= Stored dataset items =
▼

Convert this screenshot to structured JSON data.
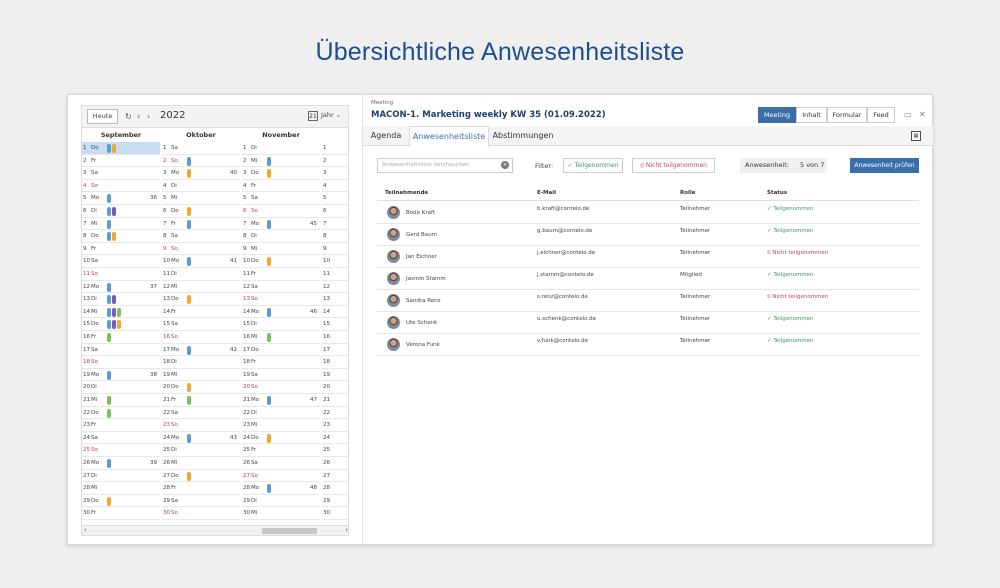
{
  "headline": "Übersichtliche Anwesenheitsliste",
  "calendar": {
    "today_label": "Heute",
    "refresh_icon": "refresh-icon",
    "year": "2022",
    "view_label": "Jahr",
    "calendar_icon_text": "21",
    "months": [
      {
        "name": "September",
        "days": [
          [
            "1",
            "Do",
            ""
          ],
          [
            "2",
            "Fr",
            ""
          ],
          [
            "3",
            "Sa",
            ""
          ],
          [
            "4",
            "So",
            ""
          ],
          [
            "5",
            "Mo",
            "36"
          ],
          [
            "6",
            "Di",
            ""
          ],
          [
            "7",
            "Mi",
            ""
          ],
          [
            "8",
            "Do",
            ""
          ],
          [
            "9",
            "Fr",
            ""
          ],
          [
            "10",
            "Sa",
            ""
          ],
          [
            "11",
            "So",
            ""
          ],
          [
            "12",
            "Mo",
            "37"
          ],
          [
            "13",
            "Di",
            ""
          ],
          [
            "14",
            "Mi",
            ""
          ],
          [
            "15",
            "Do",
            ""
          ],
          [
            "16",
            "Fr",
            ""
          ],
          [
            "17",
            "Sa",
            ""
          ],
          [
            "18",
            "So",
            ""
          ],
          [
            "19",
            "Mo",
            "38"
          ],
          [
            "20",
            "Di",
            ""
          ],
          [
            "21",
            "Mi",
            ""
          ],
          [
            "22",
            "Do",
            ""
          ],
          [
            "23",
            "Fr",
            ""
          ],
          [
            "24",
            "Sa",
            ""
          ],
          [
            "25",
            "So",
            ""
          ],
          [
            "26",
            "Mo",
            "39"
          ],
          [
            "27",
            "Di",
            ""
          ],
          [
            "28",
            "Mi",
            ""
          ],
          [
            "29",
            "Do",
            ""
          ],
          [
            "30",
            "Fr",
            ""
          ]
        ]
      },
      {
        "name": "Oktober",
        "days": [
          [
            "1",
            "Sa",
            ""
          ],
          [
            "2",
            "So",
            ""
          ],
          [
            "3",
            "Mo",
            "40"
          ],
          [
            "4",
            "Di",
            ""
          ],
          [
            "5",
            "Mi",
            ""
          ],
          [
            "6",
            "Do",
            ""
          ],
          [
            "7",
            "Fr",
            ""
          ],
          [
            "8",
            "Sa",
            ""
          ],
          [
            "9",
            "So",
            ""
          ],
          [
            "10",
            "Mo",
            "41"
          ],
          [
            "11",
            "Di",
            ""
          ],
          [
            "12",
            "Mi",
            ""
          ],
          [
            "13",
            "Do",
            ""
          ],
          [
            "14",
            "Fr",
            ""
          ],
          [
            "15",
            "Sa",
            ""
          ],
          [
            "16",
            "So",
            ""
          ],
          [
            "17",
            "Mo",
            "42"
          ],
          [
            "18",
            "Di",
            ""
          ],
          [
            "19",
            "Mi",
            ""
          ],
          [
            "20",
            "Do",
            ""
          ],
          [
            "21",
            "Fr",
            ""
          ],
          [
            "22",
            "Sa",
            ""
          ],
          [
            "23",
            "So",
            ""
          ],
          [
            "24",
            "Mo",
            "43"
          ],
          [
            "25",
            "Di",
            ""
          ],
          [
            "26",
            "Mi",
            ""
          ],
          [
            "27",
            "Do",
            ""
          ],
          [
            "28",
            "Fr",
            ""
          ],
          [
            "29",
            "Sa",
            ""
          ],
          [
            "30",
            "So",
            ""
          ]
        ]
      },
      {
        "name": "November",
        "days": [
          [
            "1",
            "Di",
            ""
          ],
          [
            "2",
            "Mi",
            ""
          ],
          [
            "3",
            "Do",
            ""
          ],
          [
            "4",
            "Fr",
            ""
          ],
          [
            "5",
            "Sa",
            ""
          ],
          [
            "6",
            "So",
            ""
          ],
          [
            "7",
            "Mo",
            "45"
          ],
          [
            "8",
            "Di",
            ""
          ],
          [
            "9",
            "Mi",
            ""
          ],
          [
            "10",
            "Do",
            ""
          ],
          [
            "11",
            "Fr",
            ""
          ],
          [
            "12",
            "Sa",
            ""
          ],
          [
            "13",
            "So",
            ""
          ],
          [
            "14",
            "Mo",
            "46"
          ],
          [
            "15",
            "Di",
            ""
          ],
          [
            "16",
            "Mi",
            ""
          ],
          [
            "17",
            "Do",
            ""
          ],
          [
            "18",
            "Fr",
            ""
          ],
          [
            "19",
            "Sa",
            ""
          ],
          [
            "20",
            "So",
            ""
          ],
          [
            "21",
            "Mo",
            "47"
          ],
          [
            "22",
            "Di",
            ""
          ],
          [
            "23",
            "Mi",
            ""
          ],
          [
            "24",
            "Do",
            ""
          ],
          [
            "25",
            "Fr",
            ""
          ],
          [
            "26",
            "Sa",
            ""
          ],
          [
            "27",
            "So",
            ""
          ],
          [
            "28",
            "Mo",
            "48"
          ],
          [
            "29",
            "Di",
            ""
          ],
          [
            "30",
            "Mi",
            ""
          ]
        ]
      },
      {
        "name": "",
        "days": [
          [
            "1",
            "",
            ""
          ],
          [
            "2",
            "",
            ""
          ],
          [
            "3",
            "",
            ""
          ],
          [
            "4",
            "",
            ""
          ],
          [
            "5",
            "",
            ""
          ],
          [
            "6",
            "",
            ""
          ],
          [
            "7",
            "",
            ""
          ],
          [
            "8",
            "",
            ""
          ],
          [
            "9",
            "",
            ""
          ],
          [
            "10",
            "",
            ""
          ],
          [
            "11",
            "",
            ""
          ],
          [
            "12",
            "",
            ""
          ],
          [
            "13",
            "",
            ""
          ],
          [
            "14",
            "",
            ""
          ],
          [
            "15",
            "",
            ""
          ],
          [
            "16",
            "",
            ""
          ],
          [
            "17",
            "",
            ""
          ],
          [
            "18",
            "",
            ""
          ],
          [
            "19",
            "",
            ""
          ],
          [
            "20",
            "",
            ""
          ],
          [
            "21",
            "",
            ""
          ],
          [
            "22",
            "",
            ""
          ],
          [
            "23",
            "",
            ""
          ],
          [
            "24",
            "",
            ""
          ],
          [
            "25",
            "",
            ""
          ],
          [
            "26",
            "",
            ""
          ],
          [
            "27",
            "",
            ""
          ],
          [
            "28",
            "",
            ""
          ],
          [
            "29",
            "",
            ""
          ],
          [
            "30",
            "",
            ""
          ]
        ]
      }
    ],
    "event_colors": {
      "blue": "#5b9bd5",
      "orange": "#f0a830",
      "purple": "#7b5bb5",
      "green": "#7cc060"
    }
  },
  "meeting": {
    "label": "Meeting",
    "title": "MACON-1. Marketing weekly KW 35 (01.09.2022)",
    "views": [
      "Meeting",
      "Inhalt",
      "Formular",
      "Feed"
    ],
    "tabs": [
      "Agenda",
      "Anwesenheitsliste",
      "Abstimmungen"
    ],
    "search_placeholder": "Anwesenheitsliste durchsuchen",
    "filter_label": "Filter:",
    "filter_ok": "✓ Teilgenommen",
    "filter_no": "⦸ Nicht teilgenommen",
    "attendance_label": "Anwesenheit:",
    "attendance_count": "5 von 7",
    "check_button": "Anwesenheit prüfen",
    "columns": [
      "Teilnehmende",
      "E-Mail",
      "Rolle",
      "Status"
    ],
    "rows": [
      {
        "name": "Bodo Kraft",
        "email": "b.kraft@contelo.de",
        "role": "Teilnehmer",
        "status": "✓ Teilgenommen",
        "ok": true
      },
      {
        "name": "Gerd Baum",
        "email": "g.baum@contelo.de",
        "role": "Teilnehmer",
        "status": "✓ Teilgenommen",
        "ok": true
      },
      {
        "name": "Jan Eichner",
        "email": "j.eichner@contelo.de",
        "role": "Teilnehmer",
        "status": "⦸ Nicht teilgenommen",
        "ok": false
      },
      {
        "name": "Jasmin Stamm",
        "email": "j.stamm@contelo.de",
        "role": "Mitglied",
        "status": "✓ Teilgenommen",
        "ok": true
      },
      {
        "name": "Sandra Renz",
        "email": "s.renz@contelo.de",
        "role": "Teilnehmer",
        "status": "⦸ Nicht teilgenommen",
        "ok": false
      },
      {
        "name": "Ute Schenk",
        "email": "u.schenk@contelo.de",
        "role": "Teilnehmer",
        "status": "✓ Teilgenommen",
        "ok": true
      },
      {
        "name": "Verona Funk",
        "email": "v.funk@contelo.de",
        "role": "Teilnehmer",
        "status": "✓ Teilgenommen",
        "ok": true
      }
    ]
  }
}
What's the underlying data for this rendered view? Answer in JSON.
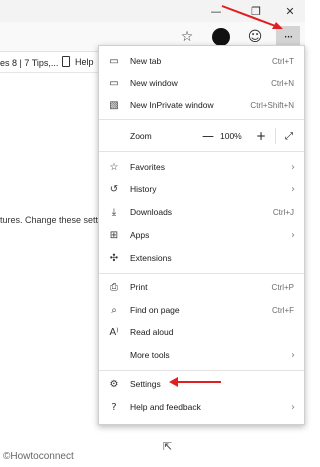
{
  "titlebar": {
    "minimize_glyph": "—",
    "maximize_glyph": "❐",
    "close_glyph": "✕"
  },
  "toolbar": {
    "more_glyph": "···"
  },
  "bookmarks": {
    "item1": "es 8 | 7 Tips,...",
    "item2": "Help"
  },
  "page": {
    "body_text": "tures. Change these sett",
    "watermark": "©Howtoconnect"
  },
  "menu": {
    "items": [
      {
        "label": "New tab",
        "shortcut": "Ctrl+T",
        "icon": "new-tab-icon"
      },
      {
        "label": "New window",
        "shortcut": "Ctrl+N",
        "icon": "new-window-icon"
      },
      {
        "label": "New InPrivate window",
        "shortcut": "Ctrl+Shift+N",
        "icon": "inprivate-icon"
      },
      {
        "label": "Zoom",
        "shortcut": "",
        "icon": ""
      },
      {
        "label": "Favorites",
        "shortcut": "",
        "icon": "star-icon"
      },
      {
        "label": "History",
        "shortcut": "",
        "icon": "history-icon"
      },
      {
        "label": "Downloads",
        "shortcut": "Ctrl+J",
        "icon": "download-icon"
      },
      {
        "label": "Apps",
        "shortcut": "",
        "icon": "apps-icon"
      },
      {
        "label": "Extensions",
        "shortcut": "",
        "icon": "extensions-icon"
      },
      {
        "label": "Print",
        "shortcut": "Ctrl+P",
        "icon": "print-icon"
      },
      {
        "label": "Find on page",
        "shortcut": "Ctrl+F",
        "icon": "find-icon"
      },
      {
        "label": "Read aloud",
        "shortcut": "",
        "icon": "read-aloud-icon"
      },
      {
        "label": "More tools",
        "shortcut": "",
        "icon": ""
      },
      {
        "label": "Settings",
        "shortcut": "",
        "icon": "gear-icon"
      },
      {
        "label": "Help and feedback",
        "shortcut": "",
        "icon": "help-icon"
      }
    ],
    "zoom": {
      "minus": "—",
      "value": "100%",
      "plus": "+"
    },
    "chevron": "›"
  },
  "colors": {
    "annotation_arrow": "#e02020",
    "more_button_bg": "#d4d4d4"
  }
}
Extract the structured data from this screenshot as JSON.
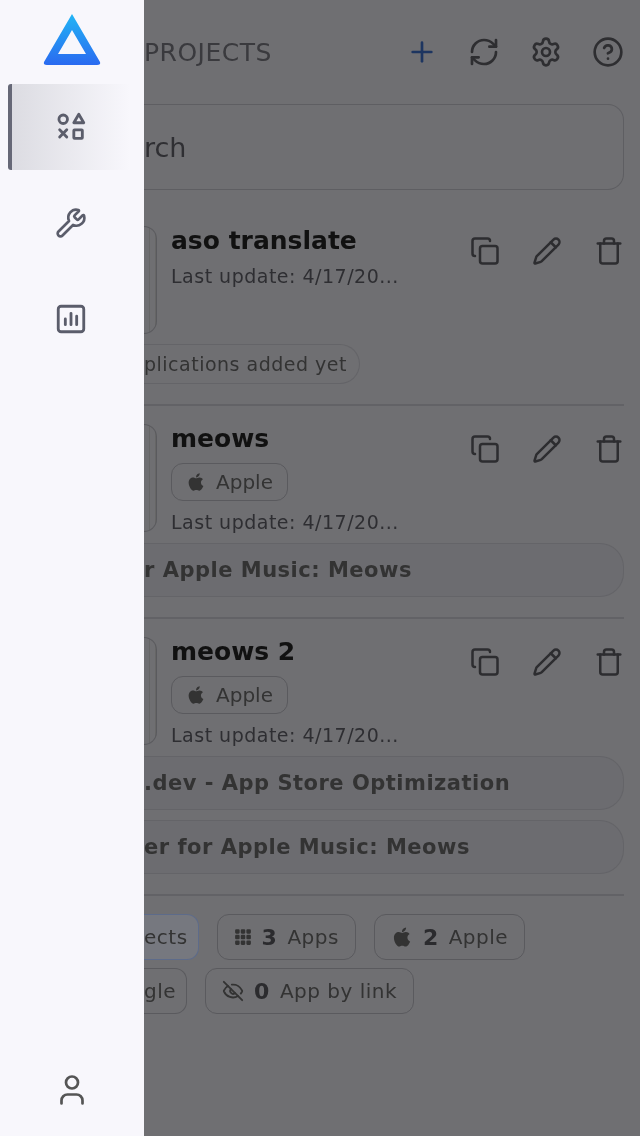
{
  "sidebar": {
    "items": [
      {
        "kind": "shapes",
        "selected": true
      },
      {
        "kind": "tools",
        "selected": false
      },
      {
        "kind": "chart",
        "selected": false
      }
    ]
  },
  "header": {
    "title": "PROJECTS"
  },
  "search": {
    "placeholder": "rch"
  },
  "projects": [
    {
      "title": "aso translate",
      "last_update": "Last update: 4/17/20...",
      "empty_note": "plications added yet"
    },
    {
      "title": "meows",
      "badge": "Apple",
      "last_update": "Last update: 4/17/20...",
      "apps": [
        "r Apple Music: Meows"
      ]
    },
    {
      "title": "meows 2",
      "badge": "Apple",
      "last_update": "Last update: 4/17/20...",
      "apps": [
        ".dev - App Store Optimization",
        "er for Apple Music: Meows"
      ]
    }
  ],
  "stats": [
    [
      {
        "kind": "plain",
        "label": "ects",
        "selected": true
      },
      {
        "kind": "grid",
        "count": "3",
        "label": "Apps",
        "selected": false
      },
      {
        "kind": "apple",
        "count": "2",
        "label": "Apple",
        "selected": false
      }
    ],
    [
      {
        "kind": "plain",
        "label": "gle",
        "selected": false
      },
      {
        "kind": "hidden",
        "count": "0",
        "label": "App by link",
        "selected": false
      }
    ]
  ]
}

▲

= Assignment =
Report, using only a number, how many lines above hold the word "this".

= Final answer =
3